Starring Madan Deodhar [Balak-Palak] and Ketaki Mategaonkar [Timepass], popular names in Marathi cinema, the film has a unique stage, setting and narrative as its strengths. Directed by Sujay Dahake, the film has marked a successful entry for producer Krishika Lulla into the world of Marathi films.
Even as the accolades are coming her and the film’s way, Krishika isn’t resting. She has already unveiled the promo of her next Marathi film, which is interestingly titled & Zara Hatke.
“This film too is based on a very interesting concept. It is a family oriented film based in today’s times and tells stories of what’s happening around us. It is a very small, beautiful and simple story,” says Krishika, who has demonstrated her strength as a producer by making cost effective and profit making films like Tanu Weds Manu Returns, NH10 and Raanjhanaa.

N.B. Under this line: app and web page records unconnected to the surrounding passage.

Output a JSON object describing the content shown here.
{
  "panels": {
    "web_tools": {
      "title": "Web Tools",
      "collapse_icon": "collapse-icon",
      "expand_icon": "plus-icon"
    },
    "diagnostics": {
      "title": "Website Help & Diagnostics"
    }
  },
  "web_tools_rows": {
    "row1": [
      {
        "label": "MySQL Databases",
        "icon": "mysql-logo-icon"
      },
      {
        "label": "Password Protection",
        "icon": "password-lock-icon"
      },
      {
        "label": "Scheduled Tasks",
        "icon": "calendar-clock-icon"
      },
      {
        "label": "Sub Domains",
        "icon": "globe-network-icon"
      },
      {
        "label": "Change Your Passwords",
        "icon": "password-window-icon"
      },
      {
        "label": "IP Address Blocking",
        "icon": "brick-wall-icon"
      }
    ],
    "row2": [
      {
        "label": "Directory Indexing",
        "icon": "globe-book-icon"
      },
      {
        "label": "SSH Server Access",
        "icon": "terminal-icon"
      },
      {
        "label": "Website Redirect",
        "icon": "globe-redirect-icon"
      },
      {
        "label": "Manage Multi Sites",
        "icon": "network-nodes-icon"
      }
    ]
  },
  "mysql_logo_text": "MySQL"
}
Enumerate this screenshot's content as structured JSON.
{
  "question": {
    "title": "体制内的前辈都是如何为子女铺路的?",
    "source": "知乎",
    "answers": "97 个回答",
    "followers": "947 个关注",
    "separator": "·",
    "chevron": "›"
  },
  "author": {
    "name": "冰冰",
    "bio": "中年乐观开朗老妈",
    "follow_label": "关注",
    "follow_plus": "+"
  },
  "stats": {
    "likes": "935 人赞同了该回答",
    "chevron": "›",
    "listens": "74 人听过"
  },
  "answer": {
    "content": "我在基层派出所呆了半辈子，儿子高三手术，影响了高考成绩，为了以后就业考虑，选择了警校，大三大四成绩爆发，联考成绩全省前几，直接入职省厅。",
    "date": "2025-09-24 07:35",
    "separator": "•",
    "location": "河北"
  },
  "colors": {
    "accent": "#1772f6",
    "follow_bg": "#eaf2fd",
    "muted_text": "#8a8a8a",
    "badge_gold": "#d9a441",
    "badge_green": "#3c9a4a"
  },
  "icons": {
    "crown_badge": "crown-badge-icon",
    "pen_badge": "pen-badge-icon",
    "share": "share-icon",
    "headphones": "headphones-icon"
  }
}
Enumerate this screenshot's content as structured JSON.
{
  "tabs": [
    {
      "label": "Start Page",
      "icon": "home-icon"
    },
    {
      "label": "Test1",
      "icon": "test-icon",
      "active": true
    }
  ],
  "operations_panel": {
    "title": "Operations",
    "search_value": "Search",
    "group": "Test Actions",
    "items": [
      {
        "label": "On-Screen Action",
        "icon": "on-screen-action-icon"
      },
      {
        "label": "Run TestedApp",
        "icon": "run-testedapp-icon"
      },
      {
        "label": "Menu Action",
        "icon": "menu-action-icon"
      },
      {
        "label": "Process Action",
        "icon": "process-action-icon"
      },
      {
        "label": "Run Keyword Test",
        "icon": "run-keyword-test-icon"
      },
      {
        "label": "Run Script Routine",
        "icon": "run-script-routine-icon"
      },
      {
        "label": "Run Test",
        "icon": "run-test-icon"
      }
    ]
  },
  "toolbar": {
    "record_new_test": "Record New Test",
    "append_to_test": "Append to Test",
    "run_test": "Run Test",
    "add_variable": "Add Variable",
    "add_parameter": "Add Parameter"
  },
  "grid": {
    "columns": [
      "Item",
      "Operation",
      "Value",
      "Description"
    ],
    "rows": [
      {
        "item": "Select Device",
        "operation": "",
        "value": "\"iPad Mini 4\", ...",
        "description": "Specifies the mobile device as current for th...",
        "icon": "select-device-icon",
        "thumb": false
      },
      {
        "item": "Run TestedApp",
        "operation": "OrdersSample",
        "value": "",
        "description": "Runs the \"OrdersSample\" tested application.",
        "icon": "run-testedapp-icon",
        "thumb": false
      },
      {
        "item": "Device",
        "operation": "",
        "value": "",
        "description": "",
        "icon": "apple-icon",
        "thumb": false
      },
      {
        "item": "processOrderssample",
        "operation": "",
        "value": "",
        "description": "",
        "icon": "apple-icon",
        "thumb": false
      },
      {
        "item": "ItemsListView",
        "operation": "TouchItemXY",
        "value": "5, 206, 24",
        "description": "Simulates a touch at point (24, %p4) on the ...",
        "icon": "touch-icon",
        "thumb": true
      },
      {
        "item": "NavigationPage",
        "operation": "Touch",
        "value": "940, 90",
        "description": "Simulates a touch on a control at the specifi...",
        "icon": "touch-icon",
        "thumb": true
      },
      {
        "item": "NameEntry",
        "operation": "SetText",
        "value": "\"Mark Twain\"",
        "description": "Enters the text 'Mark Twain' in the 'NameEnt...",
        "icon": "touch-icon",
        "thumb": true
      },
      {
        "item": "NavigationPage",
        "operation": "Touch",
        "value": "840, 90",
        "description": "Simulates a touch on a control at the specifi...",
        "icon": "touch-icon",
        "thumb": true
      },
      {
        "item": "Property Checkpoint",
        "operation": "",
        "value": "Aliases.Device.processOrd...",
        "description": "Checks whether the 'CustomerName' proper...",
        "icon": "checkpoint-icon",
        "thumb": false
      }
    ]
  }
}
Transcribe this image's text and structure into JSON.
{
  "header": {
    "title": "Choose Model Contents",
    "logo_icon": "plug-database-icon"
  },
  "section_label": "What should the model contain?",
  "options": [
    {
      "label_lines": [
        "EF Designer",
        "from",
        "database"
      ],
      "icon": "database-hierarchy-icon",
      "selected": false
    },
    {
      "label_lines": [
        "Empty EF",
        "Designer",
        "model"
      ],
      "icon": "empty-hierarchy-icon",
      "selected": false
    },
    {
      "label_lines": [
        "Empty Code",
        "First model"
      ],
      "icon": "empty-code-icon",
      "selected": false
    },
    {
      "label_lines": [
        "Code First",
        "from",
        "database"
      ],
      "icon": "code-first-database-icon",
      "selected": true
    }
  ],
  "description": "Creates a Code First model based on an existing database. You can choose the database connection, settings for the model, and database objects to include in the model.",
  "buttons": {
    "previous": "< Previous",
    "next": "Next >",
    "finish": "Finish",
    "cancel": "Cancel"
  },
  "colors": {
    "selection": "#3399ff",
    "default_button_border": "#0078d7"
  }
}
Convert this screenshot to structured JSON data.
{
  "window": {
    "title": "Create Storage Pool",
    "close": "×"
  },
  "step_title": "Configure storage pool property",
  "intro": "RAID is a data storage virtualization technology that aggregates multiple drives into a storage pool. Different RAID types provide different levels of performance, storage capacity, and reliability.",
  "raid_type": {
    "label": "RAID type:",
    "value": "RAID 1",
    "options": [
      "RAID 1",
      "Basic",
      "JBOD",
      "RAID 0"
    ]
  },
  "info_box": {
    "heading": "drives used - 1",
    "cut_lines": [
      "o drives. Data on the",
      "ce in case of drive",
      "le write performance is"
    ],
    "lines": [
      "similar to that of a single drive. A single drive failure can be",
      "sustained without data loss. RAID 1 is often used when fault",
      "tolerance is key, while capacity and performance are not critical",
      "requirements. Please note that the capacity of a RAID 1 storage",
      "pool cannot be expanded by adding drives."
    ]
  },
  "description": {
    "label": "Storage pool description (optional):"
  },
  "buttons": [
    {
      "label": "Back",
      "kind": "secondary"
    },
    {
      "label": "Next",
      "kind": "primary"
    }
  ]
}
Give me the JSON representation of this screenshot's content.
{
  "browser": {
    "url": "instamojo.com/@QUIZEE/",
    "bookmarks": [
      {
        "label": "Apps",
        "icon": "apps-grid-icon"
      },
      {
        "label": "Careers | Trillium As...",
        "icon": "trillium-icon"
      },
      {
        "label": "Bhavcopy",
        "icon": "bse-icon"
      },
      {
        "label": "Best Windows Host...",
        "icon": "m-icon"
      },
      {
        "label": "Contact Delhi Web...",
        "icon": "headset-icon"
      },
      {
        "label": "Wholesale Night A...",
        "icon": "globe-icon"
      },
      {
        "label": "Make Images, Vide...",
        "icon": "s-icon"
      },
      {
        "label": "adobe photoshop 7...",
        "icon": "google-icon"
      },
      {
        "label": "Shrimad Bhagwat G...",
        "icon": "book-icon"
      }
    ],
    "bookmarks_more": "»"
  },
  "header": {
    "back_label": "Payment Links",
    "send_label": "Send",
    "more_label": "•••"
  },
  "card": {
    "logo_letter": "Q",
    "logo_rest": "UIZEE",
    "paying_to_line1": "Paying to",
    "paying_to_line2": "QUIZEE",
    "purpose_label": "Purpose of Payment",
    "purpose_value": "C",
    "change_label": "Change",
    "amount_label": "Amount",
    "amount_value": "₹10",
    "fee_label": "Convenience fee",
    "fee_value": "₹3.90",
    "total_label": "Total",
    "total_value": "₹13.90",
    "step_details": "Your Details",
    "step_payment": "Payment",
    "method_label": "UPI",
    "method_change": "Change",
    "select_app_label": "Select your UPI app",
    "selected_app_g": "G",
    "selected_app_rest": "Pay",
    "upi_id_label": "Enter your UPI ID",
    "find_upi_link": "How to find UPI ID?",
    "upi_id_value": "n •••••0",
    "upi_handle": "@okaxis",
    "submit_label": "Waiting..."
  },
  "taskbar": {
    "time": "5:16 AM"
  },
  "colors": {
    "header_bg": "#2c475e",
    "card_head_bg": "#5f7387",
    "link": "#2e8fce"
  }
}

Starring Mrinal Kulkarni, Indraneil Sengupta, Siddharth Menon and Shivani Rangole, & Jara Hatke is produced by Krishika Lulla along with Ravi Jadhav, who are also collaborating on their first Hindi film together, Banjo. The film is being directed by Prakash Kunte.
So will there be more Marathi films for Krishika in the coming months?
“Well, I was waiting to see how these two films do and then think of making a third one,” says Krishika, “It has been a wait and watch moment for me as I first want to see results. Thankfully, Phuntroo is doing well and response to the promo of & Zara Hatke has been good too.”
The experimental streak is set to continue for Krishika as she is currently also busy with her two Hindi films – Banjo [Riteish Deshmukh, Nargis Fakhri] and Happy Bhaag Jaayegi [Abhay Deol, Diana Penty].
She is looking at stepping into regional cinema in a big way.
“Yes, I am trying to explore a lot of regional markets,” says Krishika, “Of course Eros makes a lot of films across languages and I am looking forward to picking a few more individually too. If there is a subject that is really interesting and has to be made in a certain language, I would like to produce it under Eros.”
For budding writers and directors, this is one offer that they wouldn’t wish to refuse.